ACTION ITEM>
Set the data down again, word for word, as it appears below.

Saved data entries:
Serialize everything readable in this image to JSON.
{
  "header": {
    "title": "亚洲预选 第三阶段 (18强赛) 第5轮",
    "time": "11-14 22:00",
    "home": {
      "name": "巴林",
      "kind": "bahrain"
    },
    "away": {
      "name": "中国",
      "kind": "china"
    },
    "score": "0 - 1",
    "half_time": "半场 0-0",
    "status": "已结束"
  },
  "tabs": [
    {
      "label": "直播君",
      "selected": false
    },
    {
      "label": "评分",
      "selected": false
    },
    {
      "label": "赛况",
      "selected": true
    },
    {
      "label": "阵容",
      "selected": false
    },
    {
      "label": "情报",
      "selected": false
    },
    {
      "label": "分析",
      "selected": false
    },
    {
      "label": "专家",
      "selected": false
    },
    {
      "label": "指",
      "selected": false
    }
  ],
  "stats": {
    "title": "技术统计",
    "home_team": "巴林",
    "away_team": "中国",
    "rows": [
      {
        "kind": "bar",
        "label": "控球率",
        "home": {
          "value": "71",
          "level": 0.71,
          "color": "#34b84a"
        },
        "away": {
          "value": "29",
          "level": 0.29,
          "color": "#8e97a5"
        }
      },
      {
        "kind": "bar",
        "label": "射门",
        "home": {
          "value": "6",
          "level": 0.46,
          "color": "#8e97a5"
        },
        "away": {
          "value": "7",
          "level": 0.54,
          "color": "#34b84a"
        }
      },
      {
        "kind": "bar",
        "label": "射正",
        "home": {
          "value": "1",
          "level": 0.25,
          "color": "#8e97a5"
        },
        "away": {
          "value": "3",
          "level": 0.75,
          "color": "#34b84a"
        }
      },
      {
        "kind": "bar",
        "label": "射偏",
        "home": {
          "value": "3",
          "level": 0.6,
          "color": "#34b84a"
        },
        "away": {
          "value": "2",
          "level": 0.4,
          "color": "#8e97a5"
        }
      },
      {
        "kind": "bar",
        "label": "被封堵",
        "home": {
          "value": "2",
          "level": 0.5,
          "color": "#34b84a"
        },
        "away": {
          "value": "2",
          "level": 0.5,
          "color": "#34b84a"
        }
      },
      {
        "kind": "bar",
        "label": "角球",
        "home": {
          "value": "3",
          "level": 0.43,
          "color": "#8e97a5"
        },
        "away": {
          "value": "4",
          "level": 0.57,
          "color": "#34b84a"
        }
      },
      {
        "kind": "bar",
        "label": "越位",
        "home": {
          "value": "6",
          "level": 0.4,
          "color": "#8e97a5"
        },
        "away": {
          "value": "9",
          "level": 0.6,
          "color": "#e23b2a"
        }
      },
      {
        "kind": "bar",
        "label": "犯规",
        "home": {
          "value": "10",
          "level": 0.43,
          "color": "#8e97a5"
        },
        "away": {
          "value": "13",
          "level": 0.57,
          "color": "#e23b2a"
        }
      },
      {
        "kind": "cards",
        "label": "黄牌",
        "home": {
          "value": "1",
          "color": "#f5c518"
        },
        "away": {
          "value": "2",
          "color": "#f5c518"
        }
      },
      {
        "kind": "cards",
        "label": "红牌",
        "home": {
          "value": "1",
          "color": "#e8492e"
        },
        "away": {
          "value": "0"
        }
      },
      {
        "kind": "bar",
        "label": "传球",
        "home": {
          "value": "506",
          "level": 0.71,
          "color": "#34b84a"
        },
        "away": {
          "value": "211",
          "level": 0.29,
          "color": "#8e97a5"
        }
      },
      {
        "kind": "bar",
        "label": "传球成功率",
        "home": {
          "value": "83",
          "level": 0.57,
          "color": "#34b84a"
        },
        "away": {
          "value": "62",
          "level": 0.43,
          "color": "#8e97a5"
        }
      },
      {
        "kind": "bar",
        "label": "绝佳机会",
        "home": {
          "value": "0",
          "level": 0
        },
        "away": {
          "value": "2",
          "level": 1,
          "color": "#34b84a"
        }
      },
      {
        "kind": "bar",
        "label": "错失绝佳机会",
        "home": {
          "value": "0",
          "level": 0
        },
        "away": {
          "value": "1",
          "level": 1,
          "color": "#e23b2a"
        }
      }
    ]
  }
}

OUTPUT OF THE TASK>
Serialize everything readable in this image to JSON.
{
  "header": {
    "title": "亚洲预选 第三阶段 (18强赛) 第5轮",
    "time": "11-14 22:00",
    "home": {
      "name": "巴林",
      "kind": "bahrain"
    },
    "away": {
      "name": "中国",
      "kind": "china"
    },
    "score": "0 - 1",
    "half_time": "半场 0-0",
    "status": "已结束"
  },
  "tabs": [
    {
      "label": "直播君",
      "selected": false
    },
    {
      "label": "评分",
      "selected": false
    },
    {
      "label": "赛况",
      "selected": true
    },
    {
      "label": "阵容",
      "selected": false
    },
    {
      "label": "情报",
      "selected": false
    },
    {
      "label": "分析",
      "selected": false
    },
    {
      "label": "专家",
      "selected": false
    },
    {
      "label": "指",
      "selected": false
    }
  ],
  "stats": {
    "title": "技术统计",
    "home_team": "巴林",
    "away_team": "中国",
    "rows": [
      {
        "kind": "bar",
        "label": "控球率",
        "home": {
          "value": "71",
          "level": 0.71,
          "color": "#34b84a"
        },
        "away": {
          "value": "29",
          "level": 0.29,
          "color": "#8e97a5"
        }
      },
      {
        "kind": "bar",
        "label": "射门",
        "home": {
          "value": "6",
          "level": 0.46,
          "color": "#8e97a5"
        },
        "away": {
          "value": "7",
          "level": 0.54,
          "color": "#34b84a"
        }
      },
      {
        "kind": "bar",
        "label": "射正",
        "home": {
          "value": "1",
          "level": 0.25,
          "color": "#8e97a5"
        },
        "away": {
          "value": "3",
          "level": 0.75,
          "color": "#34b84a"
        }
      },
      {
        "kind": "bar",
        "label": "射偏",
        "home": {
          "value": "3",
          "level": 0.6,
          "color": "#34b84a"
        },
        "away": {
          "value": "2",
          "level": 0.4,
          "color": "#8e97a5"
        }
      },
      {
        "kind": "bar",
        "label": "被封堵",
        "home": {
          "value": "2",
          "level": 0.5,
          "color": "#34b84a"
        },
        "away": {
          "value": "2",
          "level": 0.5,
          "color": "#34b84a"
        }
      },
      {
        "kind": "bar",
        "label": "角球",
        "home": {
          "value": "3",
          "level": 0.43,
          "color": "#8e97a5"
        },
        "away": {
          "value": "4",
          "level": 0.57,
          "color": "#34b84a"
        }
      },
      {
        "kind": "bar",
        "label": "越位",
        "home": {
          "value": "6",
          "level": 0.4,
          "color": "#8e97a5"
        },
        "away": {
          "value": "9",
          "level": 0.6,
          "color": "#e23b2a"
        }
      },
      {
        "kind": "bar",
        "label": "犯规",
        "home": {
          "value": "10",
          "level": 0.43,
          "color": "#8e97a5"
        },
        "away": {
          "value": "13",
          "level": 0.57,
          "color": "#e23b2a"
        }
      },
      {
        "kind": "cards",
        "label": "黄牌",
        "home": {
          "value": "1",
          "color": "#f5c518"
        },
        "away": {
          "value": "2",
          "color": "#f5c518"
        }
      },
      {
        "kind": "cards",
        "label": "红牌",
        "home": {
          "value": "1",
          "color": "#e8492e"
        },
        "away": {
          "value": "0"
        }
      },
      {
        "kind": "bar",
        "label": "传球",
        "home": {
          "value": "506",
          "level": 0.71,
          "color": "#34b84a"
        },
        "away": {
          "value": "211",
          "level": 0.29,
          "color": "#8e97a5"
        }
      },
      {
        "kind": "bar",
        "label": "传球成功率",
        "home": {
          "value": "83",
          "level": 0.57,
          "color": "#34b84a"
        },
        "away": {
          "value": "62",
          "level": 0.43,
          "color": "#8e97a5"
        }
      },
      {
        "kind": "bar",
        "label": "绝佳机会",
        "home": {
          "value": "0",
          "level": 0
        },
        "away": {
          "value": "2",
          "level": 1,
          "color": "#34b84a"
        }
      },
      {
        "kind": "bar",
        "label": "错失绝佳机会",
        "home": {
          "value": "0",
          "level": 0
        },
        "away": {
          "value": "1",
          "level": 1,
          "color": "#e23b2a"
        }
      }
    ]
  }
}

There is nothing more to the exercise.